3. Mother superior calls all the nuns together and says to them, "I must tell you all something. We have a case of gonorrhea in the convent." "Thank God," says an elderly nun at the back of the room, "I'm so tired of Chardonnay..."

4. The little church in the suburbs suddenly stopped buying from its regular office supply dealer. So the dealer telephoned Deacon Brown to ask why.

"I'll tell you why," shouted Deacon Brown. "Our church ordered some pencils from you to be used in the pews for visitors to register."

"Well," interrupted the dealer, "didn't you receive them yet?"

"Oh, we received them all right," replied Deacon Brown. "However, you sent us some golf pencils...each stamped with the words, `Play Golf Next Sunday.'"

5. An old preacher was dying. He sent a message for his banker and his lawyer, both church members, to come to his home.

When they arrived, they were ushered up to his bedroom. As they entered the room, the preacher held out his hands and motioned for them to sit on each side of the bed. The preacher grasped their hands, sighed contentedly, smiled and stared at the ceiling. For a time, no one said anything.

Both the banker and lawyer were touched and flattered that the preacher would ask them to be with him during his final moments. They were also puzzled; the preacher had never given them any indication that he particularly liked either of them. They both remembered his many long, uncomfortable sermons about greed, covetousness and avaricious behavior that made them squirm in their seats.

Finally, the banker said, "Preacher, why did you ask us to come?"

The old preacher mustered up his strength and then said weakly, "Jesus died between two thieves, and that's how I want to go."

* * *
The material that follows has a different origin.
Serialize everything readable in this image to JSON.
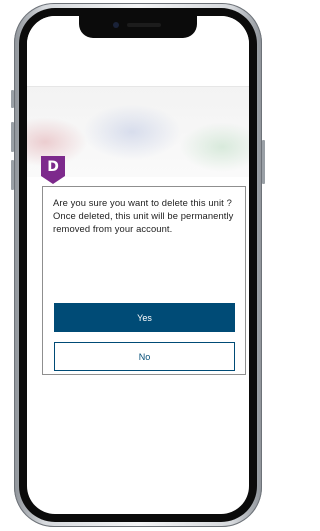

When the world ends tomorrow, if at all, I've decided to stick around. For all of you who are Left Behind with me, our pastor will be preaching and I'll be on the blog tomorrow, Sunday, Monday, Tuesday. . .